The whimsical seasonality of agriculture meant that the pandemic struck European countries at a bad time. Had it not been for COVID-19, hundreds of thousands of workers from Eastern Europe would have travelled west between March and April to harvest asparagus, strawberries, blackberries and so many other indispensable fruits and vegetables. Germany employs about 300,000 temporary workers and France 20, 000. British agricultural employers immediately implored their government and the Romanian government to allow dozens of charter flights to transport the workers, at the risk of seeing tons of food rotting in the fields. It did not matter that Romania had so far been an example of prevention and mitigation of the pandemic (and the UK quite the opposite), or that thousands of essential workers needed to travel, saturating the airports. Nor did it seem to matter that, on their return, they could represent a greater risk and additional burden for the Romanian health system (which would have to cover the costs). The only thing that counted is that cheap labour carried out the harvest.
In Florida's tomato growing area, renowned for its historical workers' struggles, agricultural work does not stop. Hygienic conditions are appalling and access to clinics and hospitals is the worst in the state in geographical terms, not to mention the economic obstacles. Despite this and other examples, it is still very difficult to raise the voices of agricultural workers around the world.

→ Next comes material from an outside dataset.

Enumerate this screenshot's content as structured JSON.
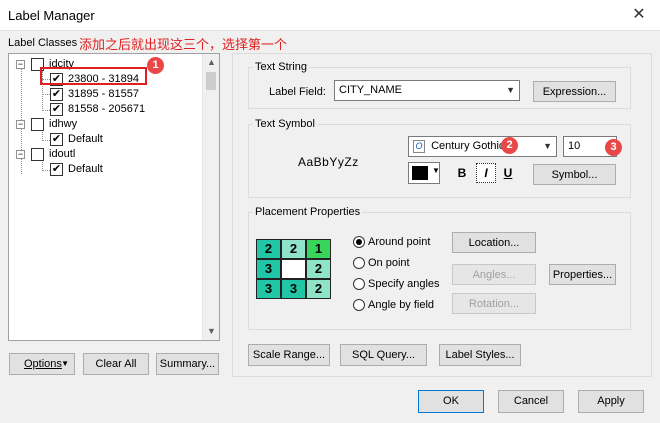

Without a system that democratically organizes solidarity between individuals by planning social needs, it will be difficult to overcome the contradictions of the current model. The precarious work of hundreds of millions of people compensates for the overconsumption of a minority, especially when it comes to the central element of our lives: food. The COVID-19 pandemic will not change the social relations on which this and other contradictions are based. But it can help lift the shrouds and outline horizons of solidarity and joint action among agricultural workers who are geographically divided but closely linked to global food production and consumption chains. Agriculture and the global food system are undoubtedly the space where these struggles are most urgent.
Photo: Linnaea Mallette